“Whenever we can do that again, in whatever capacity we can, will be a blessing,” Montbleau adds. “It does make you think, maybe there’s more of an opportunity to stream into people’s living rooms moving forward too.”
Hayley Jane, another former Mass musician and current Burlington resident who also performs with Montbleau in the folk duo Yes Darling, has been streaming on her own via her Facebook page, and is also doing virtual voice, dance, and movement lessons through Live Lesson Masters.
“The livestreams have been a mental and emotional lifesaver, not to mention the only thing keeping me connected to the people who get the most out of my music,” Jane says. “There’s an obvious energy missing when comparing the livestreams to a live show, but after the second or third one I started to get comfortable in the reality and I found my flow. I was able to raise enough money to finish making my album and I couldn’t have done that without the livestreams. It’s so important to reach people with music right now. I wrote a song called ‘I’m Just Bored’ right before this all happened and now folks are calling it their quarantine anthem. Music always helps us move through times of difficulty.”
The folks behind Boston Venue: The Channel Podcast have been streaming lunchtime mini-concerts via their Facebook page every Friday in May with acts including rock legend John Butcher, Dan Zanes from The Del Fuegos, Sal Baglio from The Stompers, and Adam Sherman from Private Lightning as headliners. The series is influenced by a similar thing The Channel and WBCN used to do in the late ’80s, and former station DJs Oedipus, Carmelita, and Bradley Jay have co-hosted the streams as well as chats with the performers. This weekend marks 40 years since the opening of The Channel, and to celebrate it the podcast put together “Channel Vision 2020.” There will be free-form performances, discussions, and a silent auction starting at noon each day from May 29 to 31. The money from the event will be pooled and distributed to participants who need financial help and to Right Turn, a nonprofit that provides services for musicians with substance abuse issues.

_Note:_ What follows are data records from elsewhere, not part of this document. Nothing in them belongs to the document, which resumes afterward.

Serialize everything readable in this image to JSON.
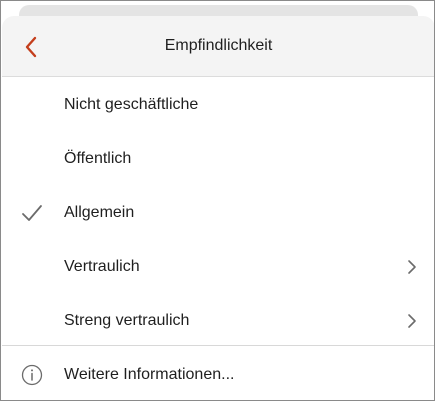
{
  "header": {
    "title": "Empfindlichkeit"
  },
  "items": [
    {
      "label": "Nicht geschäftliche",
      "selected": false,
      "has_submenu": false
    },
    {
      "label": "Öffentlich",
      "selected": false,
      "has_submenu": false
    },
    {
      "label": "Allgemein",
      "selected": true,
      "has_submenu": false
    },
    {
      "label": "Vertraulich",
      "selected": false,
      "has_submenu": true
    },
    {
      "label": "Streng vertraulich",
      "selected": false,
      "has_submenu": true
    }
  ],
  "footer": {
    "more_info_label": "Weitere Informationen..."
  },
  "colors": {
    "accent": "#c43e1c",
    "text": "#1f1f1f",
    "icon_gray": "#6b6b6b"
  },
  "icons": {
    "back": "chevron-left-icon",
    "selected": "checkmark-icon",
    "submenu": "chevron-right-icon",
    "info": "info-icon"
  }
}
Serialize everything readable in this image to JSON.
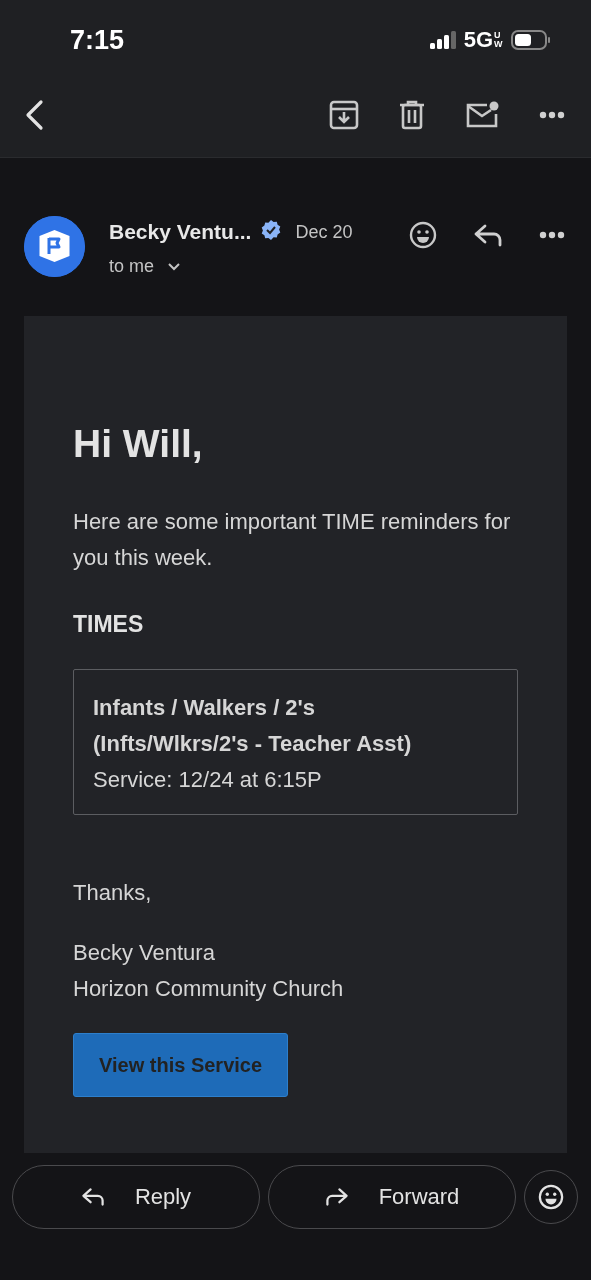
{
  "status_bar": {
    "time": "7:15",
    "network": "5G",
    "network_suffix": "UW"
  },
  "sender": {
    "name": "Becky Ventu...",
    "verified": true,
    "date": "Dec 20",
    "recipient": "to me"
  },
  "message": {
    "greeting": "Hi Will,",
    "intro": "Here are some important TIME reminders for you this week.",
    "section_title": "TIMES",
    "time_entry": {
      "title": "Infants / Walkers / 2's",
      "role": "(Infts/Wlkrs/2's - Teacher Asst)",
      "service": "Service: 12/24 at 6:15P"
    },
    "closing": "Thanks,",
    "signature_name": "Becky Ventura",
    "signature_org": "Horizon Community Church",
    "button": "View this Service"
  },
  "actions": [
    {
      "label": "Reply",
      "kind": "reply"
    },
    {
      "label": "Forward",
      "kind": "forward"
    }
  ]
}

And then there is the most Boston livestream imaginable, as the Dropkick Murphys will perform from an empty Fenway Park—yes, it’s called “Streaming Outta Fenway”—on Friday, May 29 at 6pm. Bruce Springsteen is a special guest, and all proceeds from the stream will benefit Habitat For Humanity, Feeding America, the Boston Resiliency Fund.
Speaking of enduring streamers, Club Passim’s Passim Streams are still rolling along with Honeysuckle performing on May 29 at 7pm, Sarah Siskind on the following night at the same time, and Liz Longley on May 31 at 6pm. ONCE Somerville is also maintaining its virtual venue status with Raavi & The Houseplants on May 29 at 7:30pm, an “At Home Karaoke Party” on the following night at 8pm, and Kathy Valentine’s release event for All I Ever Wanted: A Rock & Roll Memoir with Tanya Donelly and Joan Anderman joining for a discussion on May 31 at 7pm.

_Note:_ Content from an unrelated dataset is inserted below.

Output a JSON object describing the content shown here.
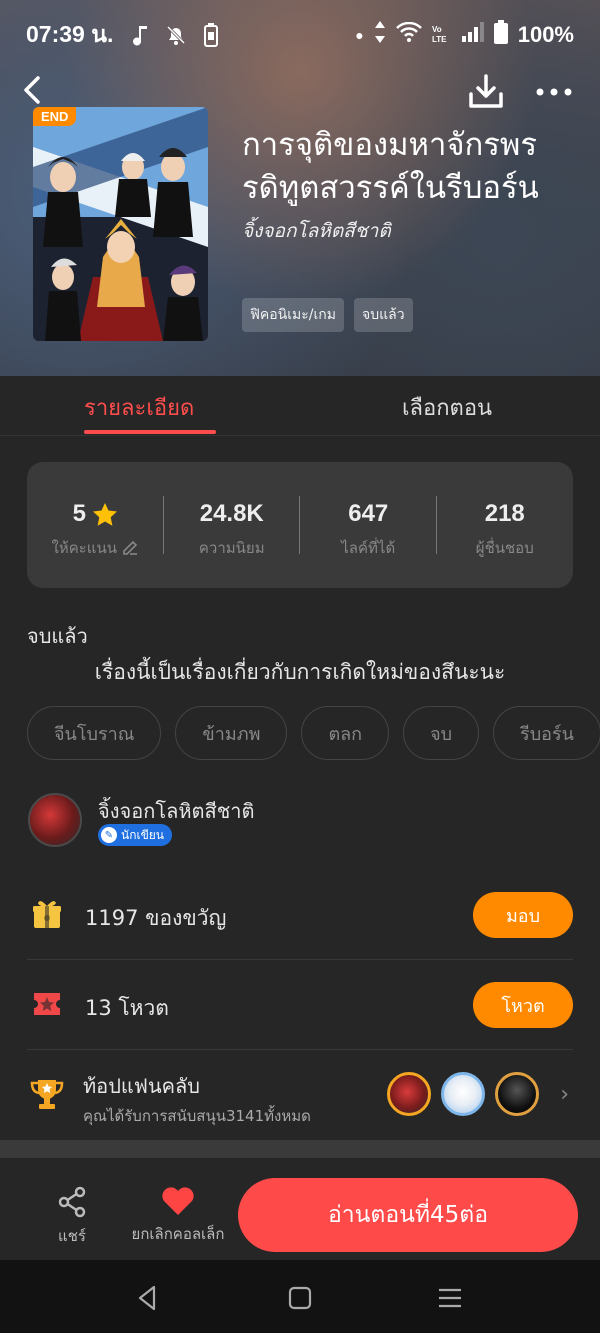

Of course, the proceeds from all of these livestreams go to either the musician who is performing or a great organization helping those in need. Keep that in mind that when you see a PayPal or Venmo link for donations. Keep streaming, stay safe, and stay healthy.
This article was produced in collaboration with the Boston Institute for Nonprofit Journalism as part of its Pandemic Democracy Project.
Rob Duguay is an arts & entertainment journalist based in Providence, RI who is originally from Shelton, CT. Outside of DigBoston, he also writes for The Providence Journal, The Connecticut Examiner, The Newport Daily News, Worcester Magazine, New Noise Magazine, Northern Transmissions and numerous other publications. While covering mostly music, he has also written about film, TV, comedy, theatre, visual art, food, drink, sports and cannabis.